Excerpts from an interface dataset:
*** Begin section ***

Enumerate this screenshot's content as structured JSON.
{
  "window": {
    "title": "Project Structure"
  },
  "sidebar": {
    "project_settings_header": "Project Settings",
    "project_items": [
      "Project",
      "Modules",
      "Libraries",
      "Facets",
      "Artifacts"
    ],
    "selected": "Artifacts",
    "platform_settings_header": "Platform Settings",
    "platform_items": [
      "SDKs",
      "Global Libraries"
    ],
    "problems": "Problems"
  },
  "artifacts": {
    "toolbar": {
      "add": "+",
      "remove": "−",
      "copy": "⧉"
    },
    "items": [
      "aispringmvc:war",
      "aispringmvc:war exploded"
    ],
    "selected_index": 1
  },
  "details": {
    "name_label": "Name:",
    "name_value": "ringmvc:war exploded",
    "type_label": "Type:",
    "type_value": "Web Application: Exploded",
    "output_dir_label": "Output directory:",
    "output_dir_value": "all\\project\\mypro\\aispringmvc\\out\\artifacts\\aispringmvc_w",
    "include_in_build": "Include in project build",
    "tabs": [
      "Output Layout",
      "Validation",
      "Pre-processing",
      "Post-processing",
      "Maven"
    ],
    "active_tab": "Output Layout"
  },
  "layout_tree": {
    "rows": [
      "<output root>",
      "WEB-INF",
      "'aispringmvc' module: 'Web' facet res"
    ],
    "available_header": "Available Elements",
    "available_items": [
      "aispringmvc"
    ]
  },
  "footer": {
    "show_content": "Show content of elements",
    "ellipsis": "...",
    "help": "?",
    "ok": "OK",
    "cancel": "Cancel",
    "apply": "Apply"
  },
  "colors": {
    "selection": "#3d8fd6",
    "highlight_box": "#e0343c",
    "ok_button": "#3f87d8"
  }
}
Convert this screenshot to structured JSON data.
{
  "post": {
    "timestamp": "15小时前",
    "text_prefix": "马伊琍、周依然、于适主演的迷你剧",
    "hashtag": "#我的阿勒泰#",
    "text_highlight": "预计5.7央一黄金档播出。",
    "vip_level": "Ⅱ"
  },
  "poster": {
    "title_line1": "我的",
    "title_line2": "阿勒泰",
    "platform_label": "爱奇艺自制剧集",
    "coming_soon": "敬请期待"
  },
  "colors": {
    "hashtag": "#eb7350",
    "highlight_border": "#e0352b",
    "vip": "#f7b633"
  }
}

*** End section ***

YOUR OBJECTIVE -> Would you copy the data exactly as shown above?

SOLUTION TO THE PROBLEM ->
Enumerate this screenshot's content as structured JSON.
{
  "window": {
    "title": "Project Structure"
  },
  "sidebar": {
    "project_settings_header": "Project Settings",
    "project_items": [
      "Project",
      "Modules",
      "Libraries",
      "Facets",
      "Artifacts"
    ],
    "selected": "Artifacts",
    "platform_settings_header": "Platform Settings",
    "platform_items": [
      "SDKs",
      "Global Libraries"
    ],
    "problems": "Problems"
  },
  "artifacts": {
    "toolbar": {
      "add": "+",
      "remove": "−",
      "copy": "⧉"
    },
    "items": [
      "aispringmvc:war",
      "aispringmvc:war exploded"
    ],
    "selected_index": 1
  },
  "details": {
    "name_label": "Name:",
    "name_value": "ringmvc:war exploded",
    "type_label": "Type:",
    "type_value": "Web Application: Exploded",
    "output_dir_label": "Output directory:",
    "output_dir_value": "all\\project\\mypro\\aispringmvc\\out\\artifacts\\aispringmvc_w",
    "include_in_build": "Include in project build",
    "tabs": [
      "Output Layout",
      "Validation",
      "Pre-processing",
      "Post-processing",
      "Maven"
    ],
    "active_tab": "Output Layout"
  },
  "layout_tree": {
    "rows": [
      "<output root>",
      "WEB-INF",
      "'aispringmvc' module: 'Web' facet res"
    ],
    "available_header": "Available Elements",
    "available_items": [
      "aispringmvc"
    ]
  },
  "footer": {
    "show_content": "Show content of elements",
    "ellipsis": "...",
    "help": "?",
    "ok": "OK",
    "cancel": "Cancel",
    "apply": "Apply"
  },
  "colors": {
    "selection": "#3d8fd6",
    "highlight_box": "#e0343c",
    "ok_button": "#3f87d8"
  }
}
Convert this screenshot to structured JSON data.
{
  "post": {
    "timestamp": "15小时前",
    "text_prefix": "马伊琍、周依然、于适主演的迷你剧",
    "hashtag": "#我的阿勒泰#",
    "text_highlight": "预计5.7央一黄金档播出。",
    "vip_level": "Ⅱ"
  },
  "poster": {
    "title_line1": "我的",
    "title_line2": "阿勒泰",
    "platform_label": "爱奇艺自制剧集",
    "coming_soon": "敬请期待"
  },
  "colors": {
    "hashtag": "#eb7350",
    "highlight_border": "#e0352b",
    "vip": "#f7b633"
  }
}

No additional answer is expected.